• **Aim of the task**: Output all of the records word for word and drop the images.
- Opening Delimiter -
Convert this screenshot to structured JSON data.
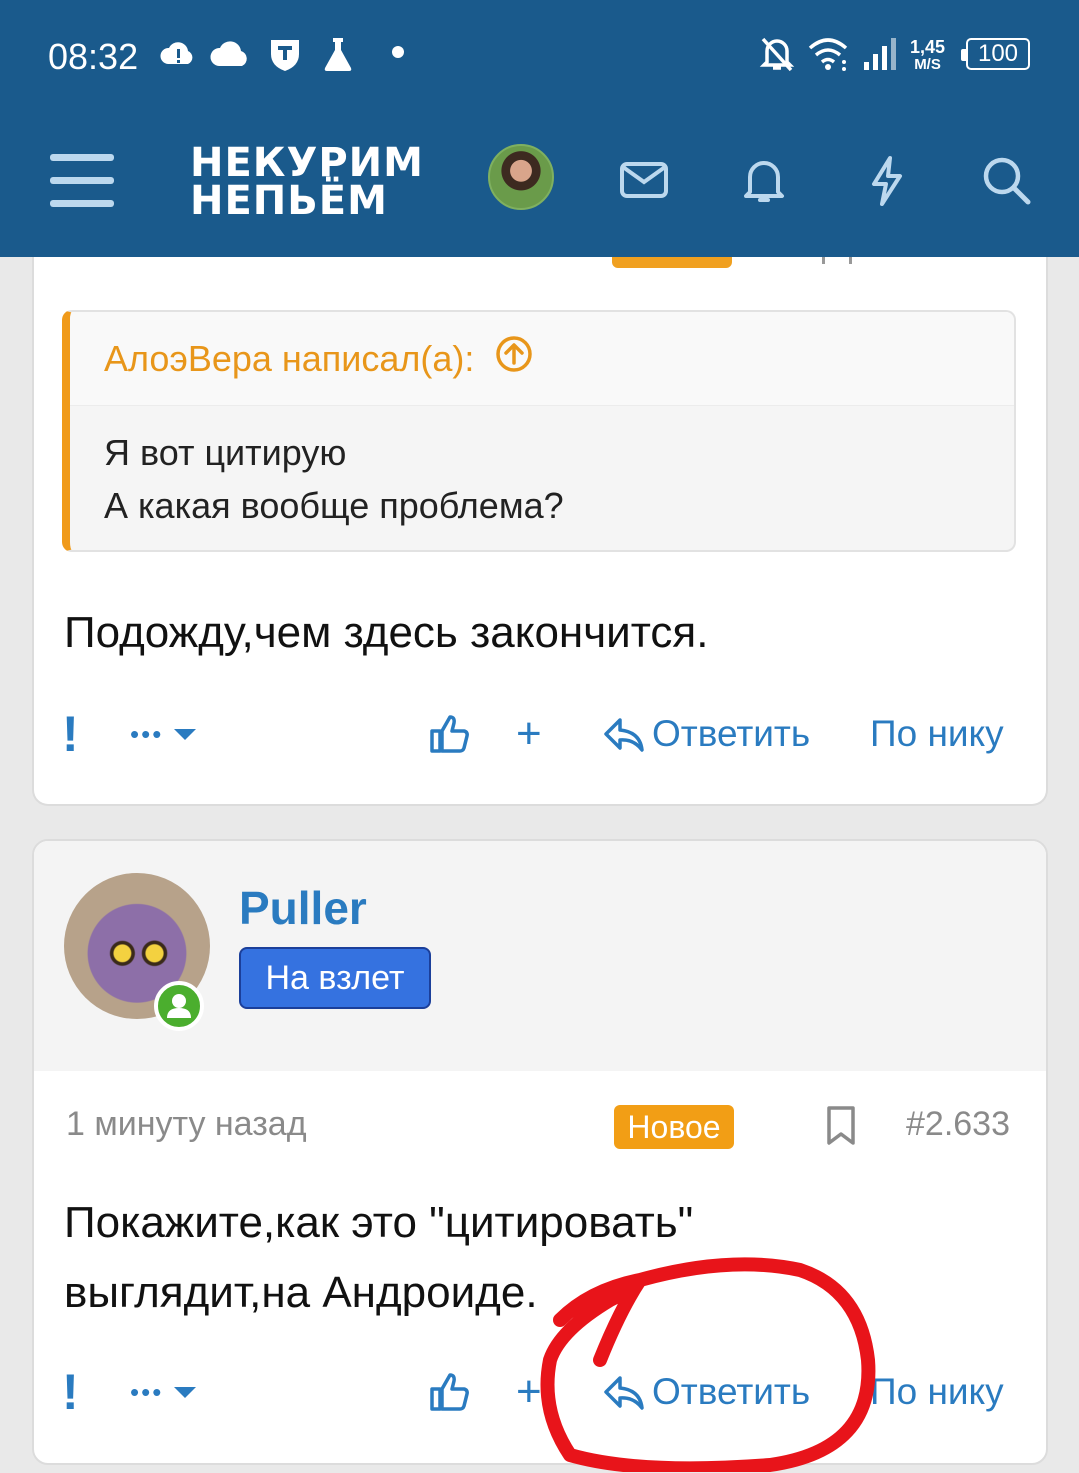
{
  "status_bar": {
    "time": "08:32",
    "net_speed_value": "1,45",
    "net_speed_unit": "M/S",
    "battery": "100"
  },
  "header": {
    "logo_line1": "НЕКУРИМ",
    "logo_line2": "НЕПЬЁМ"
  },
  "post1": {
    "quote_author": "АлоэВера написал(а):",
    "quote_lines": [
      "Я вот цитирую",
      "А какая вообще проблема?"
    ],
    "text": "Подожду,чем здесь закончится.",
    "actions": {
      "report": "!",
      "more": "•••",
      "plus": "+",
      "reply": "Ответить",
      "by_nick": "По нику"
    }
  },
  "post2": {
    "username": "Puller",
    "rank": "На взлет",
    "time": "1 минуту назад",
    "badge": "Новое",
    "number": "#2.633",
    "text_line1": "Покажите,как это \"цитировать\"",
    "text_line2": "выглядит,на Андроиде.",
    "actions": {
      "report": "!",
      "more": "•••",
      "plus": "+",
      "reply": "Ответить",
      "by_nick": "По нику"
    }
  },
  "colors": {
    "header_bg": "#1a5a8c",
    "link": "#2a7bc0",
    "quote_accent": "#f09a1a",
    "badge_new": "#f29e15",
    "rank_bg": "#3572e0",
    "annotation": "#e8141a"
  }
}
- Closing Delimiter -
• **Reply**:
Convert this screenshot to structured JSON data.
{
  "status_bar": {
    "time": "08:32",
    "net_speed_value": "1,45",
    "net_speed_unit": "M/S",
    "battery": "100"
  },
  "header": {
    "logo_line1": "НЕКУРИМ",
    "logo_line2": "НЕПЬЁМ"
  },
  "post1": {
    "quote_author": "АлоэВера написал(а):",
    "quote_lines": [
      "Я вот цитирую",
      "А какая вообще проблема?"
    ],
    "text": "Подожду,чем здесь закончится.",
    "actions": {
      "report": "!",
      "more": "•••",
      "plus": "+",
      "reply": "Ответить",
      "by_nick": "По нику"
    }
  },
  "post2": {
    "username": "Puller",
    "rank": "На взлет",
    "time": "1 минуту назад",
    "badge": "Новое",
    "number": "#2.633",
    "text_line1": "Покажите,как это \"цитировать\"",
    "text_line2": "выглядит,на Андроиде.",
    "actions": {
      "report": "!",
      "more": "•••",
      "plus": "+",
      "reply": "Ответить",
      "by_nick": "По нику"
    }
  },
  "colors": {
    "header_bg": "#1a5a8c",
    "link": "#2a7bc0",
    "quote_accent": "#f09a1a",
    "badge_new": "#f29e15",
    "rank_bg": "#3572e0",
    "annotation": "#e8141a"
  }
}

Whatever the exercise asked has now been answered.